§ **TASK**
Review the listing and copy each line that holds the word "true".
----------------
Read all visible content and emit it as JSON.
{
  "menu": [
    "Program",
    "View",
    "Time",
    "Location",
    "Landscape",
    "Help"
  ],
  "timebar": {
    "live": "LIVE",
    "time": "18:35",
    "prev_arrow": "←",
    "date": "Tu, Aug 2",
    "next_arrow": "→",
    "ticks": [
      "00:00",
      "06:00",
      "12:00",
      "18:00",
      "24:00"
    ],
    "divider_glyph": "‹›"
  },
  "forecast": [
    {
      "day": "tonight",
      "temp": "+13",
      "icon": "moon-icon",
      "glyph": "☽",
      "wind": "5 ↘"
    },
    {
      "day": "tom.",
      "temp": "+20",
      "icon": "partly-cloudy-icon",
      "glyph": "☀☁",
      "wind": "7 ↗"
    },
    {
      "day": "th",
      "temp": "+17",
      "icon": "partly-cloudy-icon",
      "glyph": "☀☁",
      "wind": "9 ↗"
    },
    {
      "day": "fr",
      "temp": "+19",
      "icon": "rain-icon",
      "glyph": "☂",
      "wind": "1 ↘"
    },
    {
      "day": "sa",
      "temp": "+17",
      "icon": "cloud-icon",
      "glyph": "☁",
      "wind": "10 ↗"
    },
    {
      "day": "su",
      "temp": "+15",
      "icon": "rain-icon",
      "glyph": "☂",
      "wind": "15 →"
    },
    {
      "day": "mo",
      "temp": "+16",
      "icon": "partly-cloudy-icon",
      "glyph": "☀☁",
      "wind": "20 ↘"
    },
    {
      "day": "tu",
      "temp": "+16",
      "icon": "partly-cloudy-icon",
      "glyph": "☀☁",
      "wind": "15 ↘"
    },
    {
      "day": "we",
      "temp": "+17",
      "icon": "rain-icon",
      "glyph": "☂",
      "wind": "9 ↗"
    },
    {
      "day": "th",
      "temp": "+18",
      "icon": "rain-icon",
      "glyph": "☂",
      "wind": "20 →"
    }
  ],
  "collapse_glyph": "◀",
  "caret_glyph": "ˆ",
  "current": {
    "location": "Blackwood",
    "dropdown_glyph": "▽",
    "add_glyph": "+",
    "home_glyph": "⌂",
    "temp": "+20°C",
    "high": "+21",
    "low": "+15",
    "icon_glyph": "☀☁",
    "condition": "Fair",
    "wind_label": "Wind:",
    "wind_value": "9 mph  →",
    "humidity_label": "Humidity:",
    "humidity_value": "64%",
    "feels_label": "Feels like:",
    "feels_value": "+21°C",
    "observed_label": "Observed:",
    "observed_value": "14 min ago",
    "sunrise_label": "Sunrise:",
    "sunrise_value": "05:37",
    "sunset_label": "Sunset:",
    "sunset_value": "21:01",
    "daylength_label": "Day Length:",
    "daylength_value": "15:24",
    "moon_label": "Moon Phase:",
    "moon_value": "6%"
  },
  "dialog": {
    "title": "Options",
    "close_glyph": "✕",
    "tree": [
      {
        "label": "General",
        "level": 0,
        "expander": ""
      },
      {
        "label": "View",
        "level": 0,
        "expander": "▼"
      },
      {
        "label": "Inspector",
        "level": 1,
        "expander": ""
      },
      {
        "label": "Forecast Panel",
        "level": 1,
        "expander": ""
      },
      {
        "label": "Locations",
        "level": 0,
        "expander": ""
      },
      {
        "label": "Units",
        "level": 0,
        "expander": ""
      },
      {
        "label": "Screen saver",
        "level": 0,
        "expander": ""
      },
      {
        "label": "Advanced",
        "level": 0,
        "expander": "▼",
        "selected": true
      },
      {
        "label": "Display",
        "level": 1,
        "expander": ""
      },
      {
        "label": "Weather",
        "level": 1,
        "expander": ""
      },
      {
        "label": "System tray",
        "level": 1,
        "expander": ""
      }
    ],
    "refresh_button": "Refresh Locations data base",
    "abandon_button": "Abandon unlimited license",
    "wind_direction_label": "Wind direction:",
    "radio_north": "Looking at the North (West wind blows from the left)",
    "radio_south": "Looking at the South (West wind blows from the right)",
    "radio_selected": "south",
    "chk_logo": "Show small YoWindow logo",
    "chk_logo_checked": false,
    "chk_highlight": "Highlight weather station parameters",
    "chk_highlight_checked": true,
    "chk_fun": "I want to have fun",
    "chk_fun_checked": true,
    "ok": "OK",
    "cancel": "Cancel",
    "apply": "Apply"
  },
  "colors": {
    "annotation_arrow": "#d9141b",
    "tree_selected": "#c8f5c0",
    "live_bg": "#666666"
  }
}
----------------
§ **REPLY**
        "selected": true
    "chk_highlight_checked": true,
    "chk_fun_checked": true,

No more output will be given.